PDF-file The sail plan. All measurements are millimeters. Scaling the drawing may result in wrong dimensions, so don't do it. Draw a grid of 10X10cm squares on a big sheet of paper and transfer the measurements onto it. After that, follow the instructions.

The plan drawing is a PDF file, so you'll need Adobe's Acrobat Reader to open it. If you don't have it yet, you can get it here.

The latest bridle, tested and proven to work great. The idea is similar
to the Benson Gemini UL bridle, but modified for a single spine kite.

This bridle is really very simple - basically just a three-point configuration with an activator connecting the two sides.

Yoyos, backspins, flat axels, 540's... all work very nicely with this bridle.

The alternative - a turbo bridle. Performs rather similarly to the active one. Which bridle you choose is up to you.

Both of these bridles succesfully decrease the wide turning radius
that was a characteristic of the Orange previously. After numerous
prototype bridles, experiments and compromises, these two are the
ones that work very well with just about all tricks that a modern
kite can be expected to do.

spine weight The spine weight. It helps the kite in fades, backflips and several other
tricks. The weight moves inside the spine (its whole length), so you
should use some "shock absorber" material at both ends: foam or cell
plastic, soft silicone foam etc. work fine. Push it just inside the spine
before you put on an endcap.

A suitable weight has a diameter of 5mm and weighs about 8 grams. I've used a 5mm drill bit covered with some thin packing tape.

parts The fittings you'll need for the Orange. Most are made by Exel, but in my opinion APAs are better, at least their LE connectors - they're readily in the correct angle for joining the spreader and the LE. If you can't find fittings of the correct size, use smaller ones and drill them to size.

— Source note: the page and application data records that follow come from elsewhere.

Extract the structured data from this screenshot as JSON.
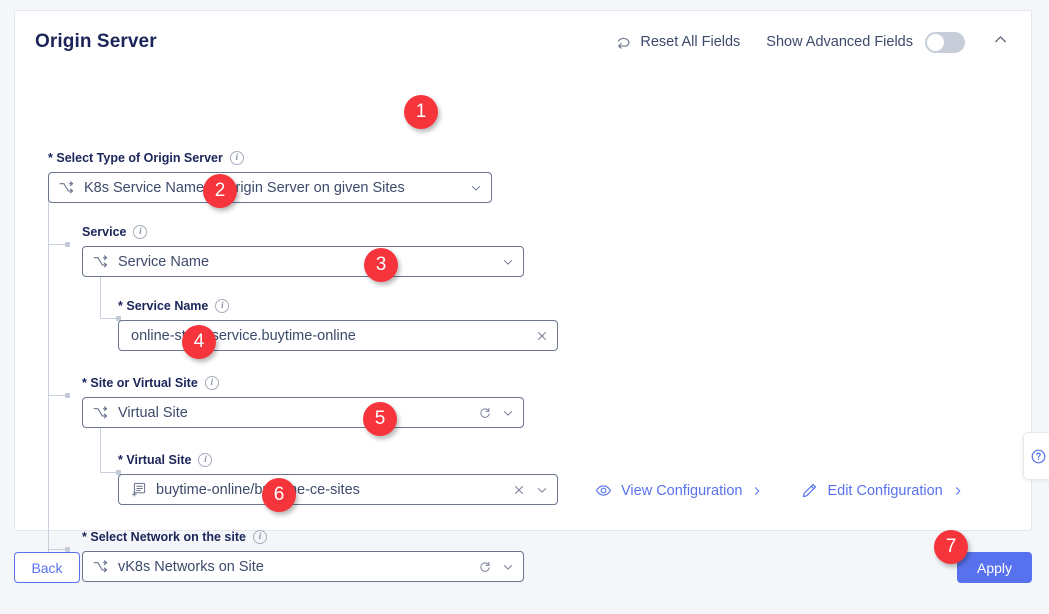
{
  "card": {
    "title": "Origin Server",
    "reset_label": "Reset All Fields",
    "advanced_label": "Show Advanced Fields",
    "advanced_toggle_state": "off",
    "collapse_icon": "chevron-up-icon",
    "reset_icon": "reset-arrow-icon"
  },
  "fields": {
    "origin_type": {
      "label": "Select Type of Origin Server",
      "required": "*",
      "value": "K8s Service Name of Origin Server on given Sites",
      "lead_icon": "shuffle-icon",
      "chevron": "chevron-down-icon"
    },
    "service": {
      "label": "Service",
      "required": "",
      "value": "Service Name",
      "lead_icon": "shuffle-icon",
      "chevron": "chevron-down-icon"
    },
    "service_name": {
      "label": "Service Name",
      "required": "*",
      "value": "online-store-service.buytime-online",
      "clear_icon": "close-icon"
    },
    "site_or_virtual_site": {
      "label": "Site or Virtual Site",
      "required": "*",
      "value": "Virtual Site",
      "lead_icon": "shuffle-icon",
      "refresh_icon": "refresh-icon",
      "chevron": "chevron-down-icon"
    },
    "virtual_site": {
      "label": "Virtual Site",
      "required": "*",
      "value": "buytime-online/buytime-ce-sites",
      "lead_icon": "list-add-icon",
      "clear_icon": "close-icon",
      "chevron": "chevron-down-icon"
    },
    "network_on_site": {
      "label": "Select Network on the site",
      "required": "*",
      "value": "vK8s Networks on Site",
      "lead_icon": "shuffle-icon",
      "refresh_icon": "refresh-icon",
      "chevron": "chevron-down-icon"
    }
  },
  "config_links": {
    "view": {
      "label": "View Configuration",
      "icon": "eye-icon",
      "arrow": "chevron-right-icon"
    },
    "edit": {
      "label": "Edit Configuration",
      "icon": "pencil-icon",
      "arrow": "chevron-right-icon"
    }
  },
  "footer": {
    "back_label": "Back",
    "apply_label": "Apply"
  },
  "help": {
    "icon": "question-circle-icon"
  },
  "badges": [
    {
      "n": "1"
    },
    {
      "n": "2"
    },
    {
      "n": "3"
    },
    {
      "n": "4"
    },
    {
      "n": "5"
    },
    {
      "n": "6"
    },
    {
      "n": "7"
    }
  ],
  "colors": {
    "accent": "#5872ef",
    "badge": "#f5343b",
    "title": "#1b2559",
    "border": "#6b7590"
  }
}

  • Icarex or other light polyester or nylon sail fabric ~1,5m2
  • 2 x 150cm Exel 5,5mm tube
  • 1 x 50cm Exel 5mm (5,5) tube
  • 8cm of 6mm carbon tube (for middle T ferrule)
  • 3 x 82,5cm SkyShark P3 or P100
  • 53cm of 3mm solid carbon
  • 5 LE connectors, for instance 6mm. (the extra one is for the middle T)
  • 2+2 standoff connectors
  • 2 nocks for LE's (5,5mm) and 1 for the spine (8mm)
  • 50mm dacron, 3,5m
  • 25mm dacron, 50cm
  • Mylar foil (optional)
  • Nosepiece material, for instance a piece of a seat belt
    (Use something a bit lighter if possible - kevlar is good)
  • 3mm wide bungee cord or long 3,6mm cable ties (2)
  • Dyneema/spectra line for trailing edge, ~4m
  • 7m of bridle line (Dynacore, or ~36kg polyester line, diameter 1,2mm)
  • 6mm wide double-sided tape



The Orange is basically the successor of the Marenki with a slightly different aspect ratio. Durability and simplicity, as well as low weight, were the starting points of the design work. The Orange is easy to fly and able to do lots of tricks: for instance, Fades, Backspins, and Jacob's Ladders are all very nice. Construction-wise, the Orange is simple.

I myself only used the best available materials to achieve a good balance between light weight and durability - Icarex PC31 sail fabric and SkyShark 3P spars. However, the leading edge has Exel's pultruded 5,5mm spars, which are relatively cheap. This is a good frame compromise. You can also make an Orange using only pultruded spars. In this case, use Exel RCF 5,5 for the LE's and upper spreader and Exel RCF 6 for the spine and lower spreaders. I believe this combination should work fine. I haven't made an all-pultruded frame Orange myself, so I can't say for sure, but I have lots of experience from other kites.

If you want, you can design a layout for the kite. I haven't made one for the Orange, since it's always been a "prototype" kind of kite - my main goal has been to get the flying characteristics right. Also, I think single-color kites are beautiful. ;-)

At the end of the illustrated instructions you'll find the actual plans, which should not be scaled, as the dimensions are not necessarily quite correct in the image. First draw a grid (10X10cm) on a separate paper and then draw the "template" on it. The instructions don't cover every finest detail, so you're allowed to use your own head where needed. Should you encounter problems, you can also send me some mail - I'll answer when I can.


© Simo Sivonen 2003